Today was one of the most intense freshman move-in days Yale has seen. The civil disobedience was of a much more serious and more dramatic character than last September, and the picket lines were some of the thickest and loudest I’ve seen here. The UOC gave out several hundred copies of our new pamphlet to freshmen and families, most of whom came off understandably as mostly overwhelmed, confused, anxious, and eager to get more information. Yale forced our table off of Old Campus on the grounds that, in the words of Dean of Student Affairs Betty Trachtenberg, we were there “to bias freshmen, not to orient them.” Meanwhile, the Office of New Haven and State Affairs had three tables set up trying to get students on board with their agenda of condescension and division by giving our lollipops and tape measures. And the crew team had a thirty foot boat in the middle of campus. Yale police also stopped us from entering dorms to poster; one man told me I wasn’t allowed to enter with the poster I had and when I asked whether I could go in to put up, say, a capella posters, he referred me to his boss, who told me no one was allowed to enter with any kind of poster and then asked to see my posters. When I confronted Dean Brodhead about this he told me that I wasn’t being forced off of Old Campus myself, and so democracy was intact.

As we already knew, Scott Marks is a much better speaker than Jesse Jackson; John Wilhelm is a much better speaker than John Sweeney; Howard Dean is a much better speaker than Joe Lieberman.

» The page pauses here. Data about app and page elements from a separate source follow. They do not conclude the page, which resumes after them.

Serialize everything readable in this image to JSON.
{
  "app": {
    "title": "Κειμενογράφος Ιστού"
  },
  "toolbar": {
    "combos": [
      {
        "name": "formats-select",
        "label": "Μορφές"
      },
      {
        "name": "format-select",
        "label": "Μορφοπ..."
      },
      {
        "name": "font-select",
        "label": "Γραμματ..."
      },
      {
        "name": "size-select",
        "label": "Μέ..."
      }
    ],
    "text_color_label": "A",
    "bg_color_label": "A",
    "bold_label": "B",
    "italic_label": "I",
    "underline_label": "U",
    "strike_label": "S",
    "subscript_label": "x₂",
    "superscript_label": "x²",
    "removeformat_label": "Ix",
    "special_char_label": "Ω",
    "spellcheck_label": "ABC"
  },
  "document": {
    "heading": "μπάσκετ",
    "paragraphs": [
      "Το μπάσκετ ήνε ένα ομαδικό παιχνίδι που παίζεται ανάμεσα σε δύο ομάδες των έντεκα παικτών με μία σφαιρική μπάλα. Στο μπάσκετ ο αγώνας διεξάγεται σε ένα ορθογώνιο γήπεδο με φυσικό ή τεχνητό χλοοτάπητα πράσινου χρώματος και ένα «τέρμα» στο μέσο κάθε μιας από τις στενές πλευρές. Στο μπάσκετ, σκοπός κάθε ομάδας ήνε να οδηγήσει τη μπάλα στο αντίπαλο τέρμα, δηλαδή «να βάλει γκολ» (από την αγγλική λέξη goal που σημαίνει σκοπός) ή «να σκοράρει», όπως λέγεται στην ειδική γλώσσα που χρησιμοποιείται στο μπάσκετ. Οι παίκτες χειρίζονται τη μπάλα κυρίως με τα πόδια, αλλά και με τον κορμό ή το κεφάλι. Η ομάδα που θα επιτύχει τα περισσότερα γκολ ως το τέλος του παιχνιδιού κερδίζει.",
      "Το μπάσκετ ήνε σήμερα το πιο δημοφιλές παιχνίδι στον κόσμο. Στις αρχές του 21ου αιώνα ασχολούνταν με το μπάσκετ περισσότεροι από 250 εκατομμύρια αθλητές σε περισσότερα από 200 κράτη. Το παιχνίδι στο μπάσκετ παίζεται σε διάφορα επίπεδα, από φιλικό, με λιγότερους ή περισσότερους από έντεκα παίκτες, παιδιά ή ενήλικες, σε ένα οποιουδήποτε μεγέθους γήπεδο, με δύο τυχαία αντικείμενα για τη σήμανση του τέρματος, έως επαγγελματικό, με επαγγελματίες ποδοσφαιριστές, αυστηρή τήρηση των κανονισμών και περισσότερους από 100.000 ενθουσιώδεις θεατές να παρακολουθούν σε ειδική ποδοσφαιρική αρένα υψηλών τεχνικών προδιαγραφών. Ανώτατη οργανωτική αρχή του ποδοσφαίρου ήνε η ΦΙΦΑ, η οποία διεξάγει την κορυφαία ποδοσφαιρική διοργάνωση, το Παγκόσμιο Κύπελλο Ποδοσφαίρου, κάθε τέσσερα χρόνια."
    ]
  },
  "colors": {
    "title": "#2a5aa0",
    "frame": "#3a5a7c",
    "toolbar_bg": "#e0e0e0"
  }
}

Yale’s last minute decision to postpone tomorrow’s freshman invocation, an event which to my knowledge has never been cancelled in the University’s history (including during, say, World War), on the grounds of “the threat posed by our unions,” represents a resounding acknowledgement by Yale that contrary to their publicity, business is not going on as usual here, and the crisis is not under control. John Wilhelm was right to say, of of Yale’s prior claims that hardly anyone was out on strike and there was no disruption, “That’s exactly the problem – you do all the work here, and Yale can’t see you.” He also added that – as Yale’s contract offer makes clear – Yale can’t count. This was abundantly clear when Yale produced statistics purporting to show that strike turnout was low which left out 800 Yale workers – guess where they were? Perhaps one of them was Associate VP for New Haven and State Affairs Mike Morand’s secretary, who despite getting ample exposure to Yale’s side – which Conroy et al claim the union leadership is blinding the workers to – is out on strike.